## Task item
Which lines of the records contain the word "BOCETO"? Copy each one.

## Provided material

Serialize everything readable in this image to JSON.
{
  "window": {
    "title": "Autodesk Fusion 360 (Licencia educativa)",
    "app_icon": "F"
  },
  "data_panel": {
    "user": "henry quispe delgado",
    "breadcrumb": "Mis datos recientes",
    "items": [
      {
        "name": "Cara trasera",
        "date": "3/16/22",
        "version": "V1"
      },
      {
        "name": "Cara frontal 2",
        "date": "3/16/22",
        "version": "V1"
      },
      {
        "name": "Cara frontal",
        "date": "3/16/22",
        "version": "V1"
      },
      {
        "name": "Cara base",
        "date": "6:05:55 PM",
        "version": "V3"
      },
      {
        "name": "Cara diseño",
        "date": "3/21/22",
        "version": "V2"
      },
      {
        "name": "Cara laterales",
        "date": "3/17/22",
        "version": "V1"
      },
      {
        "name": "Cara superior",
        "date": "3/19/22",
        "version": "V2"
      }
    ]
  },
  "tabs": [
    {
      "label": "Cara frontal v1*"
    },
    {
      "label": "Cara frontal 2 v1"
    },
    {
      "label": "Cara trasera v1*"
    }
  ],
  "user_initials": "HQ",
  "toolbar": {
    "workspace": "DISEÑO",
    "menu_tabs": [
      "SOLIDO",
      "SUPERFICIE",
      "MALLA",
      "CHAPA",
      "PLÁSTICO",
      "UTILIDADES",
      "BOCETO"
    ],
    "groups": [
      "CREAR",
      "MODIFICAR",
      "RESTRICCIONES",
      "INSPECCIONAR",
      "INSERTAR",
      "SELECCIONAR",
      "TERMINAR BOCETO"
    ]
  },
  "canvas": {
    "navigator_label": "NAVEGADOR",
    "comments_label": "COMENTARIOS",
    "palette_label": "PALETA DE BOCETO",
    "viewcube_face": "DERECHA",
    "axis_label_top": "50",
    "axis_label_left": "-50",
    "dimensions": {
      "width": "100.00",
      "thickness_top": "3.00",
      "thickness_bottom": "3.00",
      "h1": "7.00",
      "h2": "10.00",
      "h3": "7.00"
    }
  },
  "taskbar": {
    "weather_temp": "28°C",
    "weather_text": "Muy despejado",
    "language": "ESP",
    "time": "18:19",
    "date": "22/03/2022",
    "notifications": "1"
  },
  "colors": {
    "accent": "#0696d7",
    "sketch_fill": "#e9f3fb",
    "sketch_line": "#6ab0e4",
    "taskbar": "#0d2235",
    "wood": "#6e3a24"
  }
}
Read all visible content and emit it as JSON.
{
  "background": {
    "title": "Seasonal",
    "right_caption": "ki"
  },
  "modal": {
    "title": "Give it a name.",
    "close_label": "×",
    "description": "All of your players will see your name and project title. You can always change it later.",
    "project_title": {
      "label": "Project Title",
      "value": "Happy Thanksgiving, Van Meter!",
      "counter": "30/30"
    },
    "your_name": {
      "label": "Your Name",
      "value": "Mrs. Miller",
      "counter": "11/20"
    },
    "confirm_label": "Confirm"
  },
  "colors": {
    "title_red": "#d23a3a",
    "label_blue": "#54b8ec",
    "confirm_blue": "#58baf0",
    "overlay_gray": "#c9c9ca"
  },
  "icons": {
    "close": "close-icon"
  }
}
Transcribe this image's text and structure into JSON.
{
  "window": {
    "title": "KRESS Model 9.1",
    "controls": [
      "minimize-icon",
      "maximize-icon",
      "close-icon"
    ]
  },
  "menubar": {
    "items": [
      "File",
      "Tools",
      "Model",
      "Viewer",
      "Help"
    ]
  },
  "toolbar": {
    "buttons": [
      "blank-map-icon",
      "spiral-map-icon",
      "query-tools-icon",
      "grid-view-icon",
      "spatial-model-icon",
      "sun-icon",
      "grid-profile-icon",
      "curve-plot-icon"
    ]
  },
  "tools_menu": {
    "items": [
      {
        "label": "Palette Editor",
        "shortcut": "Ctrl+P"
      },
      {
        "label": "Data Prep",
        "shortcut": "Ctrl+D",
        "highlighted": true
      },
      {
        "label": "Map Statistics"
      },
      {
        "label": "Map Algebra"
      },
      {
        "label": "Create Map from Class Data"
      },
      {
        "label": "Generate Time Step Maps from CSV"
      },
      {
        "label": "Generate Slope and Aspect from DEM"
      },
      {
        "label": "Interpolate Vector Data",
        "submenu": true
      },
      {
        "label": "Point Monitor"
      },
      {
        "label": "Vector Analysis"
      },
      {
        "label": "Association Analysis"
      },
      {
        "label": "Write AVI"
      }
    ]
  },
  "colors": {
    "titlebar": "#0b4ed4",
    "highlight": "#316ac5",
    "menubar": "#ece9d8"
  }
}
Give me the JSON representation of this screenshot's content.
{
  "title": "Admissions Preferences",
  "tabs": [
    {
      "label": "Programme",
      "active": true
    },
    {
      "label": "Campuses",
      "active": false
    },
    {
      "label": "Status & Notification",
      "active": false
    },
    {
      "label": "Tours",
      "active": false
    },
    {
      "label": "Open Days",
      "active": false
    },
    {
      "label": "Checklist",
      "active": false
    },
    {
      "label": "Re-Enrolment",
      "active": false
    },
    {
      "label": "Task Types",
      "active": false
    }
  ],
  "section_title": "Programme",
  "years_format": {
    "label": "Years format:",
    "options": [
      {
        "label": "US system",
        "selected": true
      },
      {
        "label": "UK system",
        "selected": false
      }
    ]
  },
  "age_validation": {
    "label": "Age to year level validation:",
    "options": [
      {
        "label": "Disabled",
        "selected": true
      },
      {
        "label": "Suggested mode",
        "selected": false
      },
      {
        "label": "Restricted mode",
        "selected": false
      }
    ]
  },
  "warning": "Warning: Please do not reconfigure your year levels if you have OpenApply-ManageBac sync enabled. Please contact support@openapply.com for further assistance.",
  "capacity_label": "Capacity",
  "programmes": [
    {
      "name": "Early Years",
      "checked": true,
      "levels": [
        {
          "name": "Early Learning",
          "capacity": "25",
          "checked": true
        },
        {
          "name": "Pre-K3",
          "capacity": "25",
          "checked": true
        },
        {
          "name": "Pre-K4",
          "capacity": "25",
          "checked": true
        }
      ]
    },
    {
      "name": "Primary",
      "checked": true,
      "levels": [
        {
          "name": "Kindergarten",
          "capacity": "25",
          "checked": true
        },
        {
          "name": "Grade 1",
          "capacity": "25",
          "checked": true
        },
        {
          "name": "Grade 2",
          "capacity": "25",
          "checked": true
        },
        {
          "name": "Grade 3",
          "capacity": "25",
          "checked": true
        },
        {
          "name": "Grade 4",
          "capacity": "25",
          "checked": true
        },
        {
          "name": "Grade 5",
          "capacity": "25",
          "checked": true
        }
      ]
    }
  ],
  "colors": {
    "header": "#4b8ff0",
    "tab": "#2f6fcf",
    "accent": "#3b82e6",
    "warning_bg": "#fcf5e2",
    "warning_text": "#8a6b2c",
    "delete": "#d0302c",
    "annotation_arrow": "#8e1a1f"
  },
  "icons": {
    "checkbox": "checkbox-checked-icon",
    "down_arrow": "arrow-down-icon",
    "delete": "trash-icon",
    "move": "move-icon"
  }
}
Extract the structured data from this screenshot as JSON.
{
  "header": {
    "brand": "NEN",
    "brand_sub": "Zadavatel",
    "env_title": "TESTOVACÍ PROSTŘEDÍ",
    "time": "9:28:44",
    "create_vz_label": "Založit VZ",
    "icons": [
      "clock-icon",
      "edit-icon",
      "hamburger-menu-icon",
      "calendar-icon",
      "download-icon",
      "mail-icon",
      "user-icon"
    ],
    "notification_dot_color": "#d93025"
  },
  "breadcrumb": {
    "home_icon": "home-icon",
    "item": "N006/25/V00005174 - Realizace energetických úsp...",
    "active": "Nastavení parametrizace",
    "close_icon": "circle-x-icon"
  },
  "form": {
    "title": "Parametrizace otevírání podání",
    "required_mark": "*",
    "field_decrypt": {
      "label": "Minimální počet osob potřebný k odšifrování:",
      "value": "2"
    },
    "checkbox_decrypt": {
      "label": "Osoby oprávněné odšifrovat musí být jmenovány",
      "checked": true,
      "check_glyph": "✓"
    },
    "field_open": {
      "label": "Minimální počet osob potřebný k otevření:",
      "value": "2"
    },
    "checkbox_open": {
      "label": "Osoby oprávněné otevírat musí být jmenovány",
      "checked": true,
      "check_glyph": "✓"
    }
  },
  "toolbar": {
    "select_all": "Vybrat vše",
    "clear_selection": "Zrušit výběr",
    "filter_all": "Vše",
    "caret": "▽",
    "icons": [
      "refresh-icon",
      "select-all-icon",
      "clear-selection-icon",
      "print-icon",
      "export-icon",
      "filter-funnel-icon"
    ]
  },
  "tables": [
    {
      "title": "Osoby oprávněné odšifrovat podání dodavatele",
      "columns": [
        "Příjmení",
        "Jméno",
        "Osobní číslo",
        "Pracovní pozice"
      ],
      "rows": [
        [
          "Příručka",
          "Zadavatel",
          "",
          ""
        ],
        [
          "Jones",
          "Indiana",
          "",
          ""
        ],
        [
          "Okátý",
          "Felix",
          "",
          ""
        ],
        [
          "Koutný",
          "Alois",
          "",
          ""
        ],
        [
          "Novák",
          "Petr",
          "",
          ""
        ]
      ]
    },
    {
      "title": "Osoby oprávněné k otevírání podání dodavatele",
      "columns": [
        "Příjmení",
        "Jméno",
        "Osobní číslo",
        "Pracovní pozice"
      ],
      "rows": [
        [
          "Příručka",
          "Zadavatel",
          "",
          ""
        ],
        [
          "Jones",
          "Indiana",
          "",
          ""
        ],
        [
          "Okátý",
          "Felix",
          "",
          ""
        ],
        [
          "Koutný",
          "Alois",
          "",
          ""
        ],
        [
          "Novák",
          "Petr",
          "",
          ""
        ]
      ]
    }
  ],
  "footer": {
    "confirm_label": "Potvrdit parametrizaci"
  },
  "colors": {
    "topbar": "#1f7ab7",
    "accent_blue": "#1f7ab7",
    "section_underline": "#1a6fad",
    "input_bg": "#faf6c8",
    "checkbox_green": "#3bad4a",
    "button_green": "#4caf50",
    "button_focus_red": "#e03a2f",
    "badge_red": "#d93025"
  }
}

## Answer space
      "BOCETO"
      "TERMINAR BOCETO"
    "palette_label": "PALETA DE BOCETO",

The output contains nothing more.